- SUPPLIED RECORDS -
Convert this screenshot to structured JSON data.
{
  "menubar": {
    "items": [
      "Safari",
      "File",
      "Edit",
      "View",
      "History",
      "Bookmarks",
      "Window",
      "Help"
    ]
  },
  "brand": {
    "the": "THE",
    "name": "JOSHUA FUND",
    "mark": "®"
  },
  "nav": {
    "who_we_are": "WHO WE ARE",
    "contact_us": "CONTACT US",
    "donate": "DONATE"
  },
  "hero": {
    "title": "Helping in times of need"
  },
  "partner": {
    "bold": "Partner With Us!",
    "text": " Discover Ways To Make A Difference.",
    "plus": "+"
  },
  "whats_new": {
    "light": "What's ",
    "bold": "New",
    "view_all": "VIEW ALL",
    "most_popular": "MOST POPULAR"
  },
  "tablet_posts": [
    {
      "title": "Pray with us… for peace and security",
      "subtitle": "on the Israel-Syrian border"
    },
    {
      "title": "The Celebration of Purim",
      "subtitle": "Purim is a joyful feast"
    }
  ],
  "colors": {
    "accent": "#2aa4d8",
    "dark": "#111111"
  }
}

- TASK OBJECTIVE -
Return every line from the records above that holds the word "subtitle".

- ANSWER TO THIS TASK -
      "subtitle": "on the Israel-Syrian border"
      "subtitle": "Purim is a joyful feast"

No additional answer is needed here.